Beyond Good and Evil – 2003Status:
Available! £4.99 in the UK
or $5.99 in the US
This is a game that regular bit-tech
readers may be tired of hearing me rant about, but I’m past caring – the truth is that Beyond Good and Evil
is one of the most singularly moving experiences I’ve ever had in my life.
Beyond Good and Evil
was released to massive critical acclaim and a multiplatform release on the Gamecube, Xbox, PlayStation 2 and PC – but ultimately failed to make a mark on the marketplace thanks to a cartoony presentation and a 7+ age rating that gave the game a ‘kiddie feel’. Don’t be fooled though – Beyond Good and Evil
is anything but a kid’s game.
Set against a complex political backdrop, Beyond Good and Evil
stars Jade as a would-be reporter on the planet Hillys. Living in an isolated lighthouse with her uncle Pey’j, an anthropomorphic pig, Jade divides her time between making a living as a photographer and running an orphanage for children whose parents have been killed by the Domz – a parasitic race currently invading Hillys.
Jade is a naïve girl who trusts that the Hillys international army, the Alpha Sections, can repel the Domz threat – but not all is what it seems and the Alpha Sections have an agenda of their own. Pulled down into an underground resistance of spies and reporters, Jade and Pey’j venture out on numerous intelligence missions to expose the conspiracy
with the only weapon they have – the truth!
Beyond Good and Evil has some of the most moving moments we've ever seen in a game
Beyond Good and Evil
is one of the few games which can truly be described as a triumph of game design on almost every level – in fact, if you removed occasional camera glitches (the game uses the same engine as the Prince of Persia
series) then you’ll be hard pressed to find any fault with the game. The presentation is beautifully stylised and deceptively effective so that when the game starts to take deeply tragic twists for the characters you feel like you’ve been emotionally sucker-punched in the best way possible.
It’s easy to see why Beyond Good and Evil
is one of the most celebrated and memorable games ever made – you don’t need a fancy GPU or processor, nor a knowledge of games and how to play them. All you really need is the ability to open yourself up and let yourself care for the characters because, if you can commit that, then Beyond Good and Evil
pays back in spades.
Vampire The Masquerade: Bloodlines – 2004Status:
Available, via Steam.
To some of you I’m going to be preaching to the choir here – I know more than a few regular bit-tech
readers who are big fans of Bloodlines
, but there’s still a lot of people out there who passed by this underappreciated wonder because of the reported technical issues. Those people need to be put straight.
Made by the most talented people from Black Isle when the company ran into financial problems and the developers fled to form their own company, Bloodlines
is a classically gothic FPS RPG based in modern day Los Angeles.
Bloodlines has been massively patched since the originally dodgy release
Unfortunately, it was also the first game to be developed using the Source Engine and had a litter of bugs as a result – crippling itself with load times and stability problems.
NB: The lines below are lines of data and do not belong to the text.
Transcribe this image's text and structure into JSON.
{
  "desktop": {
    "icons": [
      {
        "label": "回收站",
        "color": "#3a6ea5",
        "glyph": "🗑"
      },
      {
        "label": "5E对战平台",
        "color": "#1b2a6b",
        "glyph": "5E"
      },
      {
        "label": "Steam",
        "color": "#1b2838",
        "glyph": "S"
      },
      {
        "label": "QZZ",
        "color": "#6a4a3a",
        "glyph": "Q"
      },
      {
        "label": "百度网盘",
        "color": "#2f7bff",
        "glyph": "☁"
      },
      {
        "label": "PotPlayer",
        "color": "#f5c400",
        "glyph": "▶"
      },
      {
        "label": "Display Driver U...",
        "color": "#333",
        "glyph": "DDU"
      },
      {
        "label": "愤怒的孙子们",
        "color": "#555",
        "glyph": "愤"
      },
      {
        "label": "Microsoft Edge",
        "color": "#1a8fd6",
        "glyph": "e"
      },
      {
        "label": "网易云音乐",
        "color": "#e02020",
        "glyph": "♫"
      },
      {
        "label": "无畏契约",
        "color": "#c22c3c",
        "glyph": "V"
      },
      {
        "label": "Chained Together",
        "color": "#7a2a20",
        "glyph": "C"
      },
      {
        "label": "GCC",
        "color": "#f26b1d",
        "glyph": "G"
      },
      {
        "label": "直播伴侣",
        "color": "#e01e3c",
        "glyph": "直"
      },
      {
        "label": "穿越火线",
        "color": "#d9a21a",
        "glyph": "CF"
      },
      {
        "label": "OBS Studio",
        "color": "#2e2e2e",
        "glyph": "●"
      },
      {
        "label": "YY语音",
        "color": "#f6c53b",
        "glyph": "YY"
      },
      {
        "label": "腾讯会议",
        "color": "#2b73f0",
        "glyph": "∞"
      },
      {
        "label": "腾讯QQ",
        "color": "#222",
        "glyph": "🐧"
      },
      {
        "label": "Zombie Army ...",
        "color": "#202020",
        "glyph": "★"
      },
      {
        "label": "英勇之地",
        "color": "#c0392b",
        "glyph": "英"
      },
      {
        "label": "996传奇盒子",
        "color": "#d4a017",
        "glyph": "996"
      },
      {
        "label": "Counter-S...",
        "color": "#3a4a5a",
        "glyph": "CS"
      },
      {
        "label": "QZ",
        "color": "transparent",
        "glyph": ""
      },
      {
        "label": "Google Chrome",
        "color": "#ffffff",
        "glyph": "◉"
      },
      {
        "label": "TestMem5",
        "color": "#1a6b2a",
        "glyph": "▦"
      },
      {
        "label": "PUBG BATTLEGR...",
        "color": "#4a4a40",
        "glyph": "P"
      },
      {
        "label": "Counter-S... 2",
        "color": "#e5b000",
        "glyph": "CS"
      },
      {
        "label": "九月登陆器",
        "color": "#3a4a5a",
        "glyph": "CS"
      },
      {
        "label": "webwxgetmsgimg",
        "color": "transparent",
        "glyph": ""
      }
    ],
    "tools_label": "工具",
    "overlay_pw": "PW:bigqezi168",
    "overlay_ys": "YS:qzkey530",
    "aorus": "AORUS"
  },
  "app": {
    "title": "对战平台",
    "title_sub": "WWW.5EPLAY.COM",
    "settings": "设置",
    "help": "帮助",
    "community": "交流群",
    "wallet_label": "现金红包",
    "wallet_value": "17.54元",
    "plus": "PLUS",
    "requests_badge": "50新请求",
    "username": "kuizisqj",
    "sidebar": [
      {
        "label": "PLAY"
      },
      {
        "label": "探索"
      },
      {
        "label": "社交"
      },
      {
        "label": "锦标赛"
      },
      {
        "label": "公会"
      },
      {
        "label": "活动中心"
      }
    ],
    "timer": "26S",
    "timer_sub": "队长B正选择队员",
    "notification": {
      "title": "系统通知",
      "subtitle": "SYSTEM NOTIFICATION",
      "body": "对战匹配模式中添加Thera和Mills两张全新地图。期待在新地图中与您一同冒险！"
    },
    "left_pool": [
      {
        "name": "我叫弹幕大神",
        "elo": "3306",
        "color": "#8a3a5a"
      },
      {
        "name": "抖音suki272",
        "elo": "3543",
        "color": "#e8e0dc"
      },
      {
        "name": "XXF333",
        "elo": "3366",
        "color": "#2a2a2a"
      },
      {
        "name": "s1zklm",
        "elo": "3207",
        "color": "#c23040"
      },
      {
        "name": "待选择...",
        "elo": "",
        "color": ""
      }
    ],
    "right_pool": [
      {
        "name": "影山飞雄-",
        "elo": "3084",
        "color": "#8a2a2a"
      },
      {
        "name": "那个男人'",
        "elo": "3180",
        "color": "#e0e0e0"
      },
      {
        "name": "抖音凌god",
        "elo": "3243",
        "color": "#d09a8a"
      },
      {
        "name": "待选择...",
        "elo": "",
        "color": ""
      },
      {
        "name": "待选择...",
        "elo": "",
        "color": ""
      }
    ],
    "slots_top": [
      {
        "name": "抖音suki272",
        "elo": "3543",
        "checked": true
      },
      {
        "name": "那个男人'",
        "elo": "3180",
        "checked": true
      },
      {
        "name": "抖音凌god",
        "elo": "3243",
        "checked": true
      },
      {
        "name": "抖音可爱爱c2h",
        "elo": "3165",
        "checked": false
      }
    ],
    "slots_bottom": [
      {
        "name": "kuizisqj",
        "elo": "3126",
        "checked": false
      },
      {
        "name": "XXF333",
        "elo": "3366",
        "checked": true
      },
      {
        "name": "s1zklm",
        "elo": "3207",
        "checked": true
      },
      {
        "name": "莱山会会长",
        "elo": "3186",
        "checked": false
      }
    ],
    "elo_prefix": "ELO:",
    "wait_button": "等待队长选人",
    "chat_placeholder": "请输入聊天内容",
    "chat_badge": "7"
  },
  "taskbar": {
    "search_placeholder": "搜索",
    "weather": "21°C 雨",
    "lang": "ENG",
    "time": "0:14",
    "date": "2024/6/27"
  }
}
Thankfully, the game still enjoys a fan following and many of the more obsessive geeks out there have taken it upon themselves to patch the game up to spec, adding in features that were cut from the final release and reducing load times on capable PCs.
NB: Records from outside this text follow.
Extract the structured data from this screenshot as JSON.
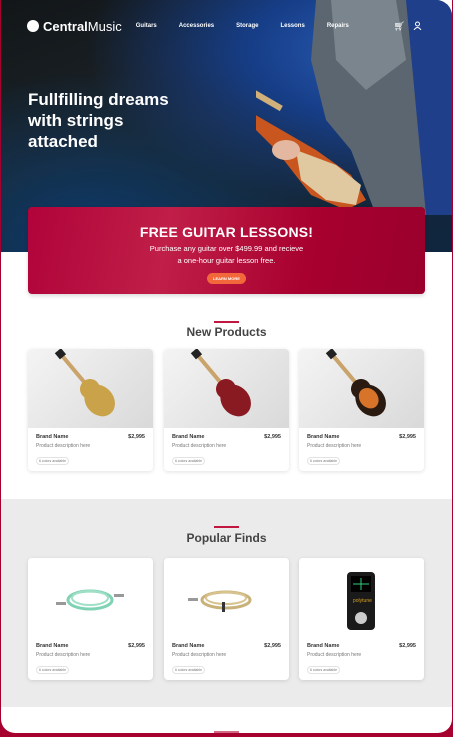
{
  "nav": {
    "brand_bold": "Central",
    "brand_light": "Music",
    "links": [
      "Guitars",
      "Accessories",
      "Storage",
      "Lessons",
      "Repairs"
    ],
    "icons": [
      "cart-icon",
      "user-icon"
    ]
  },
  "hero": {
    "headline": "Fullfilling dreams with strings attached"
  },
  "promo": {
    "title": "FREE GUITAR LESSONS!",
    "line1": "Purchase any guitar over $499.99 and recieve",
    "line2": "a one-hour guitar lesson free.",
    "button": "LEARN MORE"
  },
  "new_products": {
    "title": "New Products",
    "items": [
      {
        "brand": "Brand Name",
        "price": "$2,995",
        "desc": "Product description here",
        "colors": "6 colors available"
      },
      {
        "brand": "Brand Name",
        "price": "$2,995",
        "desc": "Product description here",
        "colors": "6 colors available"
      },
      {
        "brand": "Brand Name",
        "price": "$2,995",
        "desc": "Product description here",
        "colors": "6 colors available"
      }
    ]
  },
  "popular": {
    "title": "Popular Finds",
    "items": [
      {
        "brand": "Brand Name",
        "price": "$2,995",
        "desc": "Product description here",
        "colors": "6 colors available"
      },
      {
        "brand": "Brand Name",
        "price": "$2,995",
        "desc": "Product description here",
        "colors": "6 colors available"
      },
      {
        "brand": "Brand Name",
        "price": "$2,995",
        "desc": "Product description here",
        "colors": "6 colors available"
      }
    ]
  },
  "colors": {
    "accent": "#a6002f",
    "button": "#f2683a"
  }
}
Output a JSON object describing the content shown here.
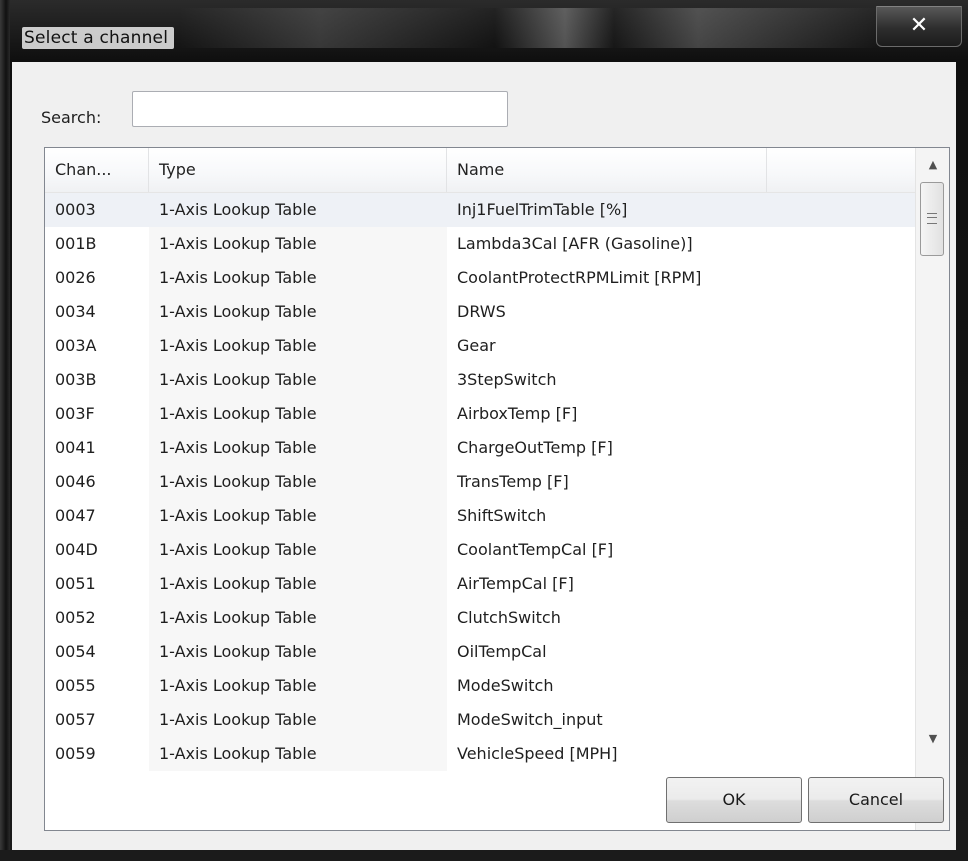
{
  "window": {
    "title": "Select a channel",
    "close_glyph": "✕"
  },
  "search": {
    "label": "Search:",
    "value": "",
    "placeholder": ""
  },
  "list": {
    "columns": [
      "Chan...",
      "Type",
      "Name"
    ],
    "rows": [
      {
        "channel": "0003",
        "type": "1-Axis Lookup Table",
        "name": "Inj1FuelTrimTable [%]"
      },
      {
        "channel": "001B",
        "type": "1-Axis Lookup Table",
        "name": "Lambda3Cal [AFR (Gasoline)]"
      },
      {
        "channel": "0026",
        "type": "1-Axis Lookup Table",
        "name": "CoolantProtectRPMLimit [RPM]"
      },
      {
        "channel": "0034",
        "type": "1-Axis Lookup Table",
        "name": "DRWS"
      },
      {
        "channel": "003A",
        "type": "1-Axis Lookup Table",
        "name": "Gear"
      },
      {
        "channel": "003B",
        "type": "1-Axis Lookup Table",
        "name": "3StepSwitch"
      },
      {
        "channel": "003F",
        "type": "1-Axis Lookup Table",
        "name": "AirboxTemp [F]"
      },
      {
        "channel": "0041",
        "type": "1-Axis Lookup Table",
        "name": "ChargeOutTemp [F]"
      },
      {
        "channel": "0046",
        "type": "1-Axis Lookup Table",
        "name": "TransTemp [F]"
      },
      {
        "channel": "0047",
        "type": "1-Axis Lookup Table",
        "name": "ShiftSwitch"
      },
      {
        "channel": "004D",
        "type": "1-Axis Lookup Table",
        "name": "CoolantTempCal [F]"
      },
      {
        "channel": "0051",
        "type": "1-Axis Lookup Table",
        "name": "AirTempCal [F]"
      },
      {
        "channel": "0052",
        "type": "1-Axis Lookup Table",
        "name": "ClutchSwitch"
      },
      {
        "channel": "0054",
        "type": "1-Axis Lookup Table",
        "name": "OilTempCal"
      },
      {
        "channel": "0055",
        "type": "1-Axis Lookup Table",
        "name": "ModeSwitch"
      },
      {
        "channel": "0057",
        "type": "1-Axis Lookup Table",
        "name": "ModeSwitch_input"
      },
      {
        "channel": "0059",
        "type": "1-Axis Lookup Table",
        "name": "VehicleSpeed [MPH]"
      }
    ],
    "selected_index": 0
  },
  "scrollbar": {
    "up_glyph": "▲",
    "down_glyph": "▼"
  },
  "buttons": {
    "ok_label": "OK",
    "cancel_label": "Cancel"
  }
}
What we’re left with in the fully patched version (final version is Ver 4.4
) is a deeply adult game which tackles issues like sex, drugs and buggery head-on. Remarkably, the game didn’t generate the massive outcry you might expect though and for good reason – while games like Grand Theft Auto
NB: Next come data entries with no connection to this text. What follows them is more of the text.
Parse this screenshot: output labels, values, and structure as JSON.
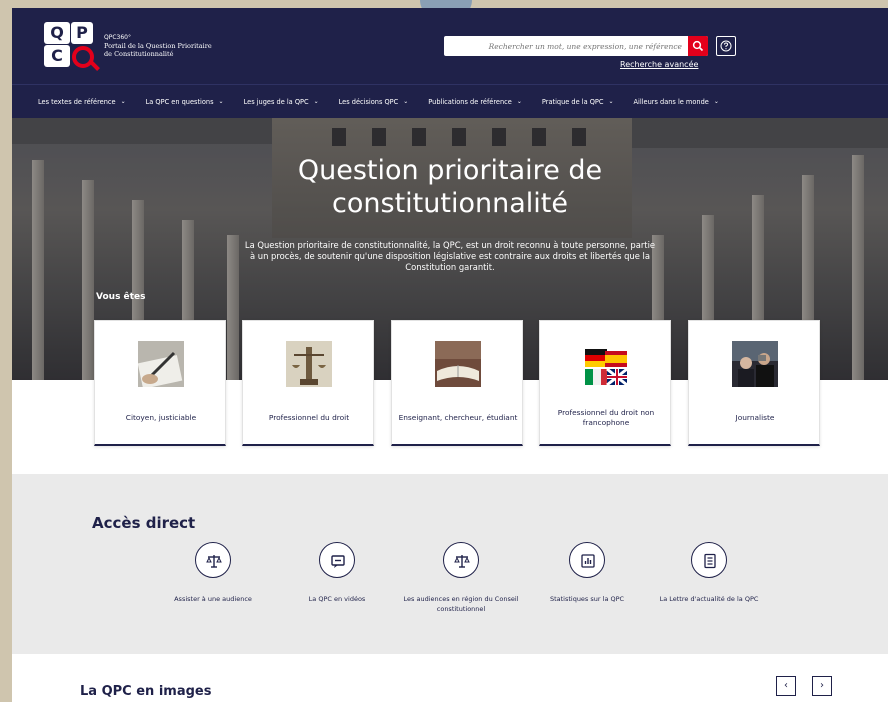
{
  "header": {
    "logo_letters": [
      "Q",
      "P",
      "C"
    ],
    "brand_line1": "QPC360°",
    "brand_line2": "Portail de la Question Prioritaire",
    "brand_line3": "de Constitutionnalité",
    "search_placeholder": "Rechercher un mot, une expression, une référence",
    "advanced_search": "Recherche avancée"
  },
  "nav": {
    "items": [
      {
        "label": "Les textes de référence"
      },
      {
        "label": "La QPC en questions"
      },
      {
        "label": "Les juges de la QPC"
      },
      {
        "label": "Les décisions QPC"
      },
      {
        "label": "Publications de référence"
      },
      {
        "label": "Pratique de la QPC"
      },
      {
        "label": "Ailleurs dans le monde"
      }
    ],
    "chevron": "⌄"
  },
  "hero": {
    "title_line1": "Question prioritaire de",
    "title_line2": "constitutionnalité",
    "description": "La Question prioritaire de constitutionnalité, la QPC, est un droit reconnu à toute personne, partie à un procès, de soutenir qu'une disposition législative est contraire aux droits et libertés que la Constitution garantit.",
    "you_are": "Vous êtes"
  },
  "cards": [
    {
      "label": "Citoyen, justiciable",
      "icon": "pen-signing-image"
    },
    {
      "label": "Professionnel du droit",
      "icon": "justice-statue-image"
    },
    {
      "label": "Enseignant, chercheur, étudiant",
      "icon": "books-image"
    },
    {
      "label": "Professionnel du droit non francophone",
      "icon": "flags-image"
    },
    {
      "label": "Journaliste",
      "icon": "press-image"
    }
  ],
  "acces": {
    "title": "Accès direct",
    "items": [
      {
        "label": "Assister à une audience",
        "icon": "scales-icon"
      },
      {
        "label": "La QPC en vidéos",
        "icon": "video-icon"
      },
      {
        "label": "Les audiences en région du Conseil constitutionnel",
        "icon": "scales-icon"
      },
      {
        "label": "Statistiques sur la QPC",
        "icon": "chart-icon"
      },
      {
        "label": "La Lettre d'actualité de la QPC",
        "icon": "newsletter-icon"
      }
    ]
  },
  "images_section": {
    "title": "La QPC en images",
    "prev": "‹",
    "next": "›"
  },
  "colors": {
    "navy": "#1f2149",
    "red": "#e3001b",
    "gray": "#eaeaea"
  }
}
use similar themes in an exaggerated or unrealistic manner to glorify themselves and their content, Bloodlines
approaches the material from a responsible standpoint.
True, there are strippers and drug users, sadism is featured heavily and there’s plenty of missions that cross over from morally ambiguous to just plain wrong – all of it with racial undertones on the side. The key is that these elements are always featured in a reasonable context and never used just for the sake it. The smut and obscenity complement the game design rather than fight against it.
Still occasionally annoying because of the too-regular load times and unbalanced melee and ranged combat modes, Bloodlines
is worth playing purely because no other game will let you take a human blood-slave for your vampiric alter-ego to use, abuse and devour as you wish.